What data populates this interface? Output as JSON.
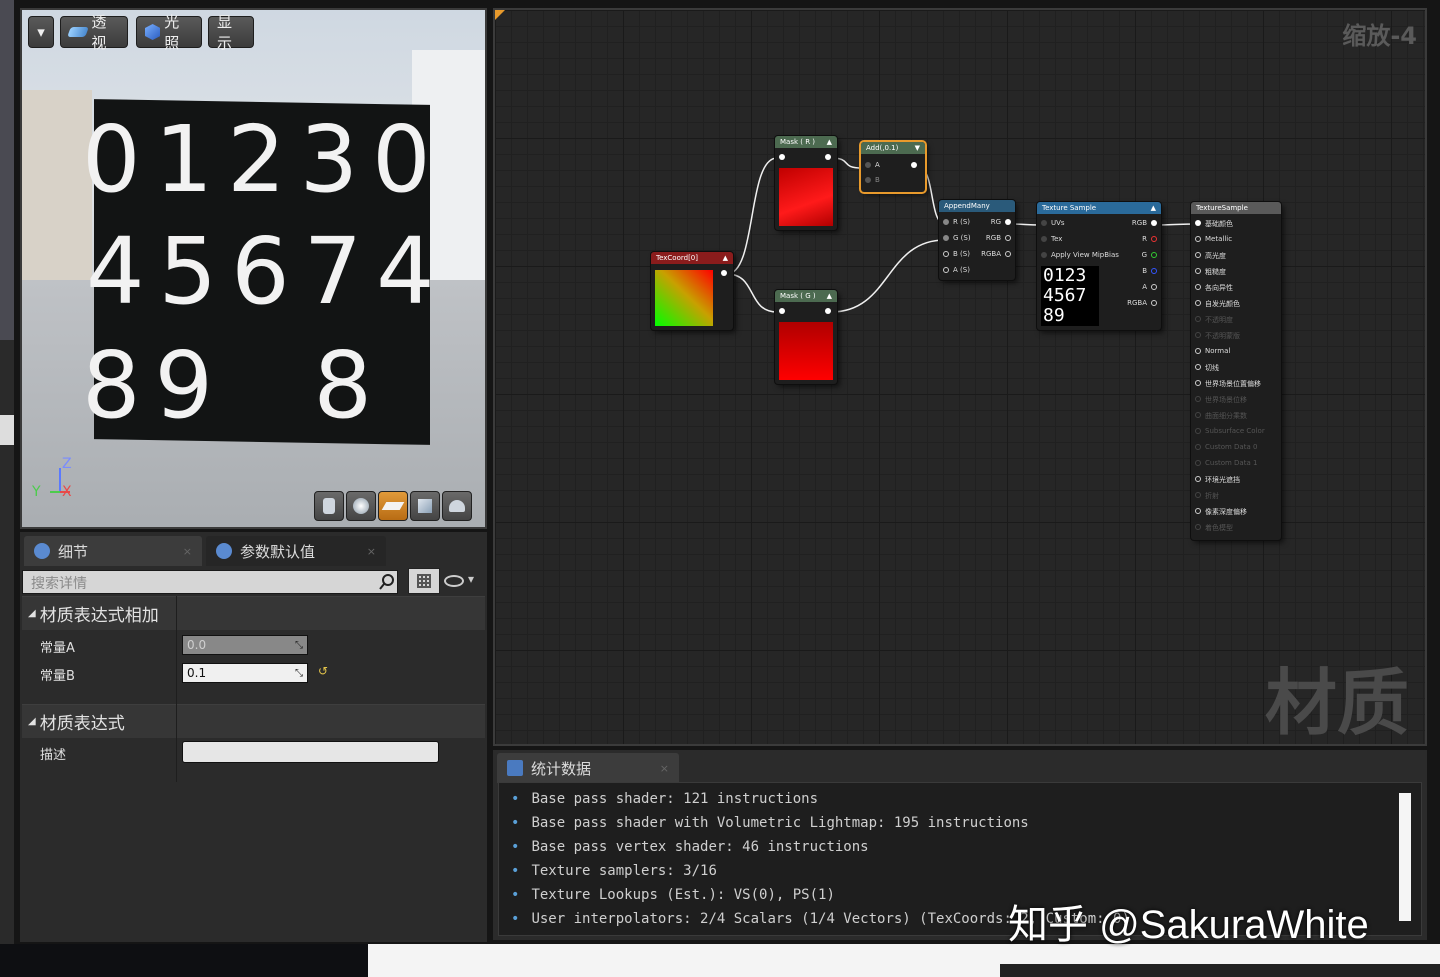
{
  "viewport": {
    "menu_arrow": "▾",
    "btn_perspective": "透视",
    "btn_lit": "光照",
    "btn_show": "显示",
    "digits_row1": "01230",
    "digits_row2": "45674",
    "digits_row3": "89  8",
    "axis_z": "Z",
    "axis_y": "Y",
    "axis_x": "X"
  },
  "details": {
    "tab_details": "细节",
    "tab_defaults": "参数默认值",
    "search_placeholder": "搜索详情",
    "section_add": "材质表达式相加",
    "const_a_label": "常量A",
    "const_a_value": "0.0",
    "const_b_label": "常量B",
    "const_b_value": "0.1",
    "section_expr": "材质表达式",
    "desc_label": "描述",
    "desc_value": ""
  },
  "graph": {
    "zoom_label": "缩放-4",
    "watermark": "材质",
    "nodes": {
      "texcoord": "TexCoord[0]",
      "mask_r": "Mask ( R )",
      "mask_g": "Mask ( G )",
      "add": "Add(,0.1)",
      "add_a": "A",
      "add_b": "B",
      "append": "AppendMany",
      "append_pins": [
        "R (S)",
        "G (S)",
        "B (S)",
        "A (S)"
      ],
      "append_outs": [
        "RG",
        "RGB",
        "RGBA"
      ],
      "texsample": "Texture Sample",
      "tex_pins": [
        "UVs",
        "Tex",
        "Apply View MipBias"
      ],
      "tex_outs": [
        "RGB",
        "R",
        "G",
        "B",
        "A",
        "RGBA"
      ],
      "tex_digits": "0123\n4567\n89",
      "result": "TextureSample",
      "result_pins": [
        "基础颜色",
        "Metallic",
        "高光度",
        "粗糙度",
        "各向异性",
        "自发光颜色",
        "不透明度",
        "不透明蒙版",
        "Normal",
        "切线",
        "世界场景位置偏移",
        "世界场景位移",
        "曲面细分乘数",
        "Subsurface Color",
        "Custom Data 0",
        "Custom Data 1",
        "环境光遮挡",
        "折射",
        "像素深度偏移",
        "着色模型"
      ],
      "result_active": [
        true,
        true,
        true,
        true,
        true,
        true,
        false,
        false,
        true,
        true,
        true,
        false,
        false,
        false,
        false,
        false,
        true,
        false,
        true,
        false
      ]
    }
  },
  "stats": {
    "tab_label": "统计数据",
    "lines": [
      "Base pass shader: 121 instructions",
      "Base pass shader with Volumetric Lightmap: 195 instructions",
      "Base pass vertex shader: 46 instructions",
      "Texture samplers: 3/16",
      "Texture Lookups (Est.): VS(0), PS(1)",
      "User interpolators: 2/4 Scalars (1/4 Vectors) (TexCoords: 2, Custom: 0)"
    ]
  },
  "overlay_watermark": "知乎 @SakuraWhite",
  "colors": {
    "accent": "#e89a2c",
    "blue_header": "#2a6a9a",
    "red_header": "#8a1c1c",
    "green_header": "#4c6a50"
  }
}
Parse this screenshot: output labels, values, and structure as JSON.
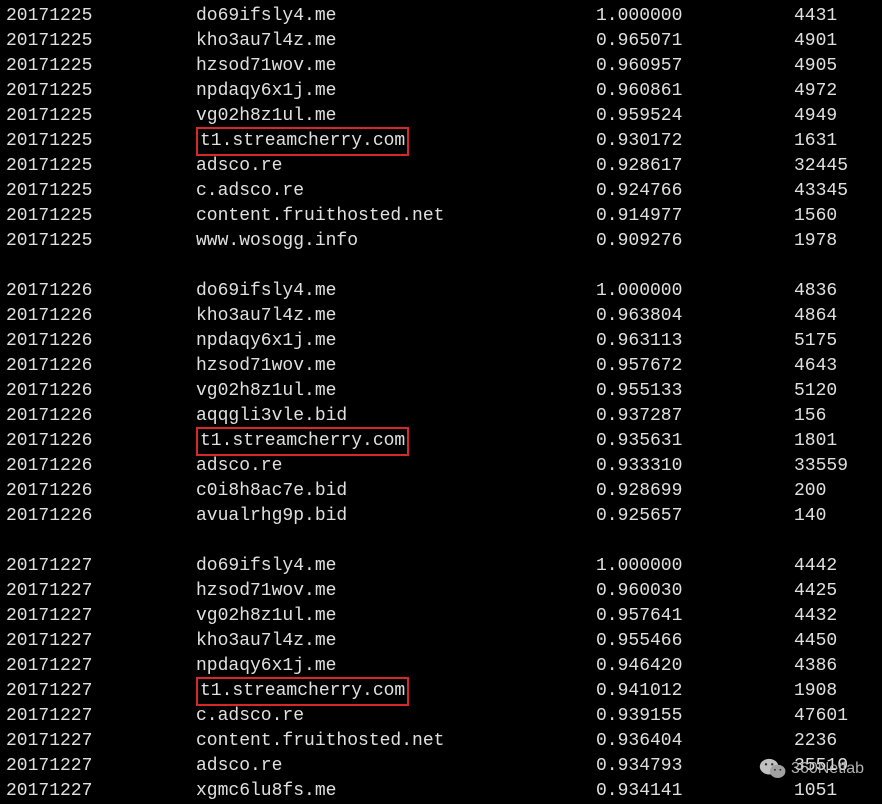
{
  "watermark": "360Netlab",
  "groups": [
    {
      "rows": [
        {
          "date": "20171225",
          "domain": "do69ifsly4.me",
          "score": "1.000000",
          "count": "4431",
          "highlighted": false
        },
        {
          "date": "20171225",
          "domain": "kho3au7l4z.me",
          "score": "0.965071",
          "count": "4901",
          "highlighted": false
        },
        {
          "date": "20171225",
          "domain": "hzsod71wov.me",
          "score": "0.960957",
          "count": "4905",
          "highlighted": false
        },
        {
          "date": "20171225",
          "domain": "npdaqy6x1j.me",
          "score": "0.960861",
          "count": "4972",
          "highlighted": false
        },
        {
          "date": "20171225",
          "domain": "vg02h8z1ul.me",
          "score": "0.959524",
          "count": "4949",
          "highlighted": false
        },
        {
          "date": "20171225",
          "domain": "t1.streamcherry.com",
          "score": "0.930172",
          "count": "1631",
          "highlighted": true
        },
        {
          "date": "20171225",
          "domain": "adsco.re",
          "score": "0.928617",
          "count": "32445",
          "highlighted": false
        },
        {
          "date": "20171225",
          "domain": "c.adsco.re",
          "score": "0.924766",
          "count": "43345",
          "highlighted": false
        },
        {
          "date": "20171225",
          "domain": "content.fruithosted.net",
          "score": "0.914977",
          "count": "1560",
          "highlighted": false
        },
        {
          "date": "20171225",
          "domain": "www.wosogg.info",
          "score": "0.909276",
          "count": "1978",
          "highlighted": false
        }
      ]
    },
    {
      "rows": [
        {
          "date": "20171226",
          "domain": "do69ifsly4.me",
          "score": "1.000000",
          "count": "4836",
          "highlighted": false
        },
        {
          "date": "20171226",
          "domain": "kho3au7l4z.me",
          "score": "0.963804",
          "count": "4864",
          "highlighted": false
        },
        {
          "date": "20171226",
          "domain": "npdaqy6x1j.me",
          "score": "0.963113",
          "count": "5175",
          "highlighted": false
        },
        {
          "date": "20171226",
          "domain": "hzsod71wov.me",
          "score": "0.957672",
          "count": "4643",
          "highlighted": false
        },
        {
          "date": "20171226",
          "domain": "vg02h8z1ul.me",
          "score": "0.955133",
          "count": "5120",
          "highlighted": false
        },
        {
          "date": "20171226",
          "domain": "aqqgli3vle.bid",
          "score": "0.937287",
          "count": "156",
          "highlighted": false
        },
        {
          "date": "20171226",
          "domain": "t1.streamcherry.com",
          "score": "0.935631",
          "count": "1801",
          "highlighted": true
        },
        {
          "date": "20171226",
          "domain": "adsco.re",
          "score": "0.933310",
          "count": "33559",
          "highlighted": false
        },
        {
          "date": "20171226",
          "domain": "c0i8h8ac7e.bid",
          "score": "0.928699",
          "count": "200",
          "highlighted": false
        },
        {
          "date": "20171226",
          "domain": "avualrhg9p.bid",
          "score": "0.925657",
          "count": "140",
          "highlighted": false
        }
      ]
    },
    {
      "rows": [
        {
          "date": "20171227",
          "domain": "do69ifsly4.me",
          "score": "1.000000",
          "count": "4442",
          "highlighted": false
        },
        {
          "date": "20171227",
          "domain": "hzsod71wov.me",
          "score": "0.960030",
          "count": "4425",
          "highlighted": false
        },
        {
          "date": "20171227",
          "domain": "vg02h8z1ul.me",
          "score": "0.957641",
          "count": "4432",
          "highlighted": false
        },
        {
          "date": "20171227",
          "domain": "kho3au7l4z.me",
          "score": "0.955466",
          "count": "4450",
          "highlighted": false
        },
        {
          "date": "20171227",
          "domain": "npdaqy6x1j.me",
          "score": "0.946420",
          "count": "4386",
          "highlighted": false
        },
        {
          "date": "20171227",
          "domain": "t1.streamcherry.com",
          "score": "0.941012",
          "count": "1908",
          "highlighted": true
        },
        {
          "date": "20171227",
          "domain": "c.adsco.re",
          "score": "0.939155",
          "count": "47601",
          "highlighted": false
        },
        {
          "date": "20171227",
          "domain": "content.fruithosted.net",
          "score": "0.936404",
          "count": "2236",
          "highlighted": false
        },
        {
          "date": "20171227",
          "domain": "adsco.re",
          "score": "0.934793",
          "count": "35510",
          "highlighted": false
        },
        {
          "date": "20171227",
          "domain": "xgmc6lu8fs.me",
          "score": "0.934141",
          "count": "1051",
          "highlighted": false
        }
      ]
    }
  ]
}
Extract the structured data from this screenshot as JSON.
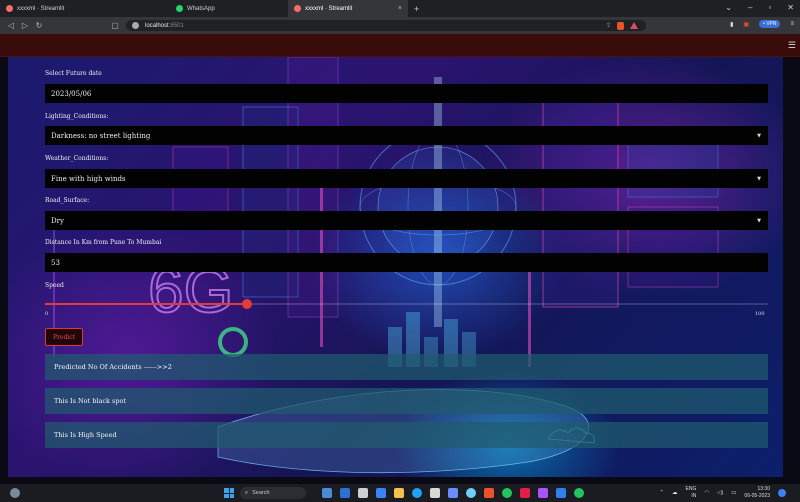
{
  "browser": {
    "tabs": [
      {
        "label": "xxxxml · Streamlit",
        "favicon": "streamlit-icon",
        "active": false
      },
      {
        "label": "WhatsApp",
        "favicon": "whatsapp-icon",
        "active": false
      },
      {
        "label": "xxxxml · Streamlit",
        "favicon": "streamlit-icon",
        "active": true
      }
    ],
    "new_tab_symbol": "+",
    "url_host": "localhost",
    "url_port": ":8501",
    "vpn_label": "• VPN"
  },
  "form": {
    "date_label": "Select Future date",
    "date_value": "2023/05/06",
    "lighting_label": "Lighting_Conditions:",
    "lighting_value": "Darkness: no street lighting",
    "weather_label": "Weather_Conditions:",
    "weather_value": "Fine with high winds",
    "road_label": "Road_Surface:",
    "road_value": "Dry",
    "distance_label": "Distance In Km from Pune To Mumbai",
    "distance_value": "53",
    "speed_label": "Speed",
    "speed_min": "0",
    "speed_max": "100",
    "speed_fraction": 0.28,
    "predict_label": "Predict"
  },
  "results": [
    "Predicted No Of Accidents ------>>2",
    "This Is Not black spot",
    "This Is High Speed"
  ],
  "taskbar": {
    "search_label": "Search",
    "lang_line1": "ENG",
    "lang_line2": "IN",
    "time": "13:30",
    "date": "06-05-2023"
  },
  "colors": {
    "accent_red": "#e23b3b",
    "result_bg": "#205c6e"
  }
}
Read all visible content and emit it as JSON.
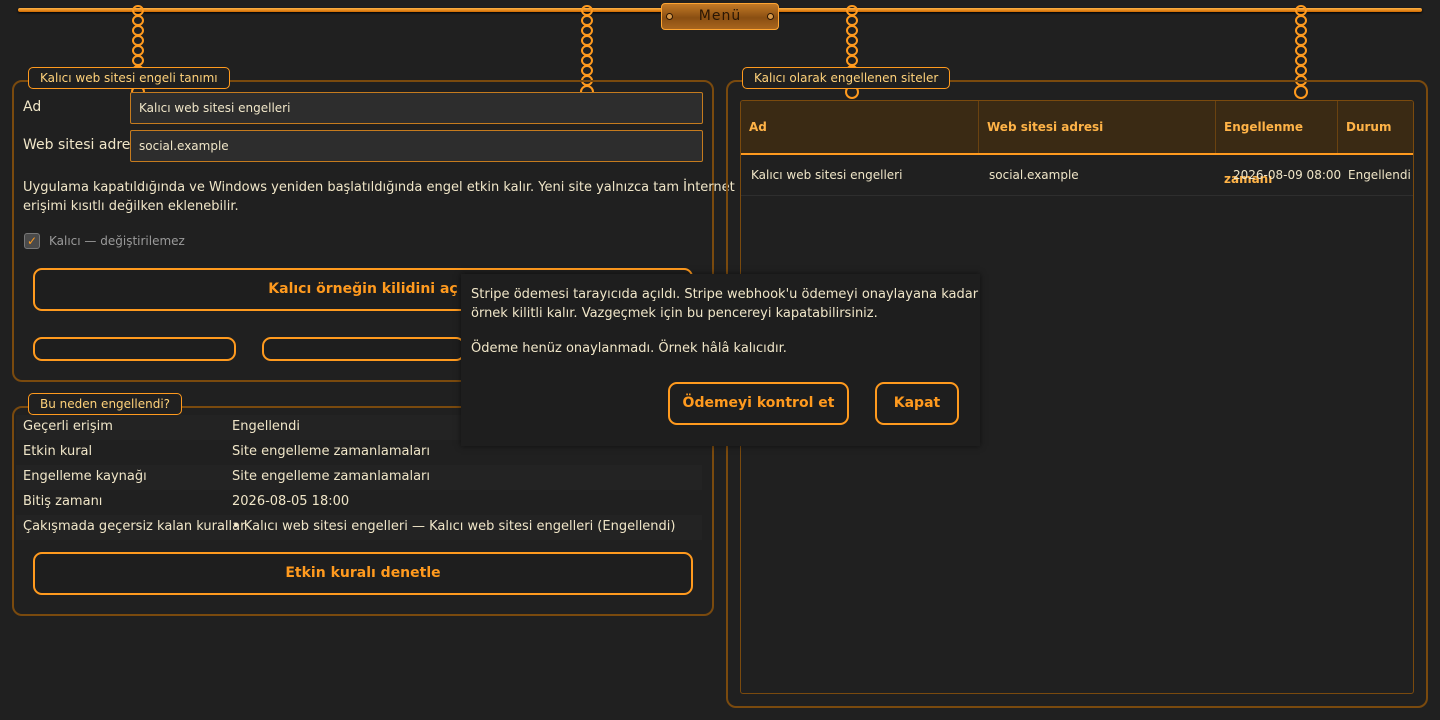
{
  "menu": {
    "label": "Menü"
  },
  "definition_panel": {
    "title": "Kalıcı web sitesi engeli tanımı",
    "name_label": "Ad",
    "name_value": "Kalıcı web sitesi engelleri",
    "url_label": "Web sitesi adresi",
    "url_value": "social.example",
    "info_line1": "Uygulama kapatıldığında ve Windows yeniden başlatıldığında engel etkin kalır. Yeni site yalnızca tam İnternet",
    "info_line2": "erişimi kısıtlı değilken eklenebilir.",
    "permanent_checkbox_label": "Kalıcı — değiştirilemez",
    "permanent_checked": true,
    "unlock_button": "Kalıcı örneğin kilidini aç"
  },
  "why_panel": {
    "title": "Bu neden engellendi?",
    "rows": [
      {
        "label": "Geçerli erişim",
        "value": "Engellendi"
      },
      {
        "label": "Etkin kural",
        "value": "Site engelleme zamanlamaları"
      },
      {
        "label": "Engelleme kaynağı",
        "value": "Site engelleme zamanlamaları"
      },
      {
        "label": "Bitiş zamanı",
        "value": "2026-08-05 18:00"
      },
      {
        "label": "Çakışmada geçersiz kalan kurallar",
        "value": "• Kalıcı web sitesi engelleri — Kalıcı web sitesi engelleri (Engellendi)"
      }
    ],
    "inspect_button": "Etkin kuralı denetle"
  },
  "blocked_sites_panel": {
    "title": "Kalıcı olarak engellenen siteler",
    "columns": [
      "Ad",
      "Web sitesi adresi",
      "Engellenme zamanı",
      "Durum"
    ],
    "rows": [
      {
        "name": "Kalıcı web sitesi engelleri",
        "url": "social.example",
        "time": "2026-08-09 08:00",
        "status": "Engellendi"
      }
    ]
  },
  "payment_dialog": {
    "line1": "Stripe ödemesi tarayıcıda açıldı. Stripe webhook'u ödemeyi onaylayana kadar",
    "line2": "örnek kilitli kalır. Vazgeçmek için bu pencereyi kapatabilirsiniz.",
    "status": "Ödeme henüz onaylanmadı. Örnek hâlâ kalıcıdır.",
    "check_button": "Ödemeyi kontrol et",
    "close_button": "Kapat"
  },
  "colors": {
    "accent": "#ff9a1e",
    "background": "#202020",
    "text": "#f0e6c8",
    "header_bg": "#3a2a14"
  }
}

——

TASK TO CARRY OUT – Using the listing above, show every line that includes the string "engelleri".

ANSWER TO THIS TASK –
    "name_value": "Kalıcı web sitesi engelleri",
        "value": "• Kalıcı web sitesi engelleri — Kalıcı web sitesi engelleri (Engellendi)"
        "name": "Kalıcı web sitesi engelleri",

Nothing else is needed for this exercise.